An expert on Native American interactions with Europeans in Colonial times, Hall is well-versed in the history of the five nations of the Wabanaki Confederacy that lived in Maine, New Brunswick, Nova Scotia, and eastern Quebec.
In the origin story of one tribe, the Penobscot Nation, the cultural hero Gluskabe splits an ash tree with his arrow, from which emerge the first Penobscot man and woman.
Native peoples in Maine have long used the wood of brown ash (also known as black ash) trees to make beautiful and functional baskets. Hall had learned about the importance of the ash tree from a number of Wabanaki educators, but even after living in Maine for 10 years, he had never actually seen such a tree.
That changed one day about five years ago during a visit to his sons’ Auburn elementary school, where he ended up talking trees with one of their science teachers, Jim Chandler. “Can you show me what an ash tree looks like?” Hall asked.
Chandler took him into the woods behind the school and said, “This is an ash tree.” Hall also learned how to identify the species and what kind of soil it grows in.
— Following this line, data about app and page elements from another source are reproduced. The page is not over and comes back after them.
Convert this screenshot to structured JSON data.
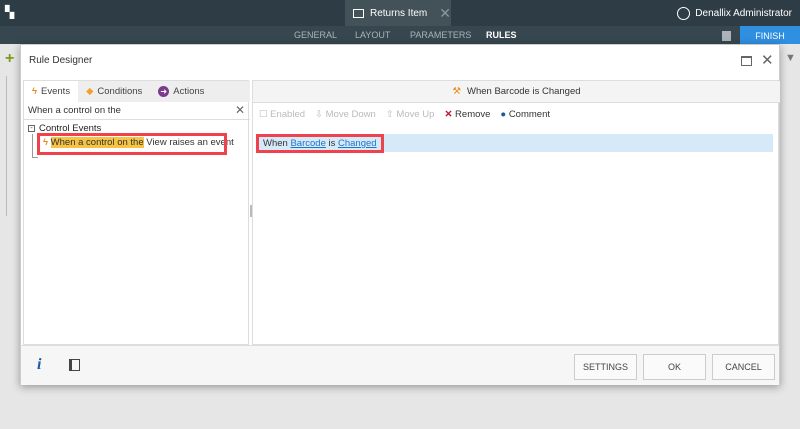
{
  "app": {
    "doc_tab": "Returns Item",
    "user": "Denallix Administrator",
    "nav": [
      "GENERAL",
      "LAYOUT",
      "PARAMETERS",
      "RULES"
    ],
    "finish": "FINISH"
  },
  "dialog": {
    "title": "Rule Designer",
    "tabs": [
      "Events",
      "Conditions",
      "Actions"
    ],
    "search_value": "When a control on the",
    "tree": {
      "group": "Control Events",
      "item_highlight": "When a control on the",
      "item_rest": " View raises an event"
    },
    "header": "When Barcode is Changed",
    "toolbar": [
      "Enabled",
      "Move Down",
      "Move Up",
      "Remove",
      "Comment"
    ],
    "rule": {
      "w1": "When ",
      "link1": "Barcode",
      "w2": " is ",
      "link2": "Changed"
    },
    "footer": {
      "info": "i",
      "settings": "SETTINGS",
      "ok": "OK",
      "cancel": "CANCEL"
    }
  }
}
Hall then explained his interest in Wabanakis and that ash trees really matter a great deal to them. “Oh, I have something you might want,” replied Chandler, who went back into his office and returned with a piece of splintered brown ash that showed “both what the wood looks like and how it is that you actually turn this strong, hard wood into splints for weaving baskets,” Hall says.
As Hall has learned from Wabanaki basketmakers, to create the ash strips called splints, you whack the wood with the back of an axe or other blunt instrument. That separates the growth rings so eventually they peel off. A tool called a splitter may be used to make the first splints even smaller and thinner.
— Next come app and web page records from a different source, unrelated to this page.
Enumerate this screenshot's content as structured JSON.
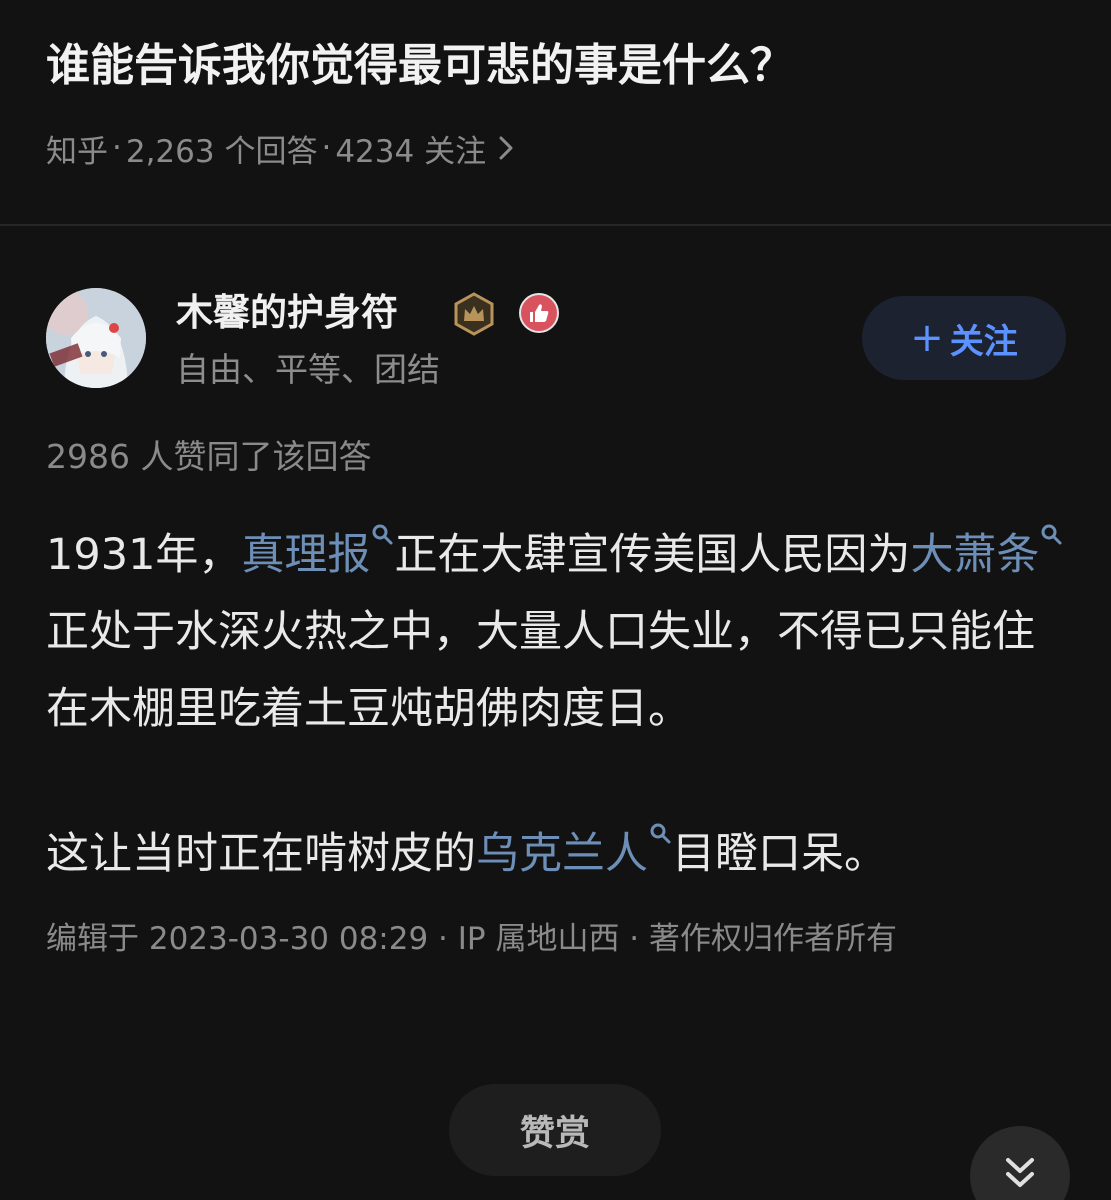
{
  "question": {
    "title": "谁能告诉我你觉得最可悲的事是什么？",
    "source": "知乎",
    "answers": "2,263 个回答",
    "followers": "4234 关注"
  },
  "author": {
    "name": "木馨的护身符",
    "bio": "自由、平等、团结",
    "follow_label": "关注",
    "badges": [
      "crown-badge-icon",
      "thumbs-up-badge-icon"
    ]
  },
  "votes": "2986 人赞同了该回答",
  "body": {
    "p1": {
      "t1": "1931年，",
      "link1": "真理报",
      "t2": "正在大肆宣传美国人民因为",
      "link2": "大萧条",
      "t3": "正处于水深火热之中，大量人口失业，不得已只能住在木棚里吃着土豆炖胡佛肉度日。"
    },
    "p2": {
      "t1": "这让当时正在啃树皮的",
      "link1": "乌克兰人",
      "t2": "目瞪口呆。"
    }
  },
  "edit_info": "编辑于 2023-03-30 08:29 · IP 属地山西 · 著作权归作者所有",
  "reward_label": "赞赏",
  "colors": {
    "background": "#121212",
    "link": "#6d8fb7",
    "follow_text": "#5c92ff",
    "crown_gold": "#b8935a",
    "like_red": "#d9535f"
  }
}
These strips are ideal for weaving a basket. “If you’ve ever held a wooden baseball bat,” Hall says, “you get a sense how solid and dense ash is. These strands also show how flexible it is, so the tree can be used to make baskets that are incredibly light and strong. They’re really marvelous constructions.”
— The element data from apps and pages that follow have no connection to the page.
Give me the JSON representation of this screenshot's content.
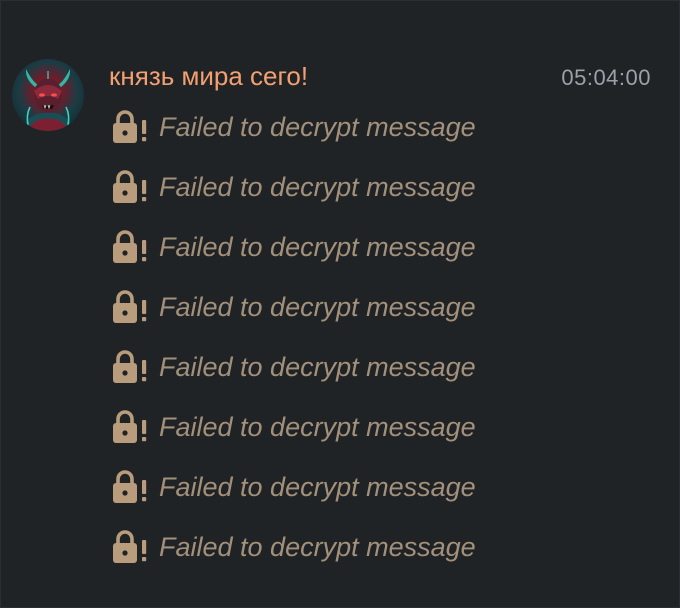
{
  "header": {
    "sender_name": "князь мира сего!",
    "timestamp": "05:04:00"
  },
  "avatar": {
    "icon": "demon-avatar-icon"
  },
  "messages": [
    {
      "icon": "locked-warning-icon",
      "text": "Failed to decrypt message"
    },
    {
      "icon": "locked-warning-icon",
      "text": "Failed to decrypt message"
    },
    {
      "icon": "locked-warning-icon",
      "text": "Failed to decrypt message"
    },
    {
      "icon": "locked-warning-icon",
      "text": "Failed to decrypt message"
    },
    {
      "icon": "locked-warning-icon",
      "text": "Failed to decrypt message"
    },
    {
      "icon": "locked-warning-icon",
      "text": "Failed to decrypt message"
    },
    {
      "icon": "locked-warning-icon",
      "text": "Failed to decrypt message"
    },
    {
      "icon": "locked-warning-icon",
      "text": "Failed to decrypt message"
    }
  ],
  "colors": {
    "background": "#202326",
    "sender": "#f2a071",
    "timestamp": "#9aa1a8",
    "error_text": "#a2907a",
    "lock": "#b89c7b"
  }
}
This important Wabanaki tradition is now threatened by an invasive beetle species from eastern Asia, the emerald ash borer, that since 2002 has gradually spread from Michigan and other parts of the Midwest into New York and more recently Maine.
Hall shows the piece of ash to students so they can appreciate how Wabanakis turn wood into a basket, “because it doesn’t immediately make sense that you can make wood weavable,” he says. It’s also a reminder that “there’s nothing in our lives that isn’t made from other things, things that we all depend on in our connections to the world around us, such as the trees that surround us.”
Most of the time, Hall’s prized possession sits on a shelf facing his computer so he can look at it as he works. “It provides me with this connection to the people — Wabanakis and non-Indians — who have educated my children and also educated me.”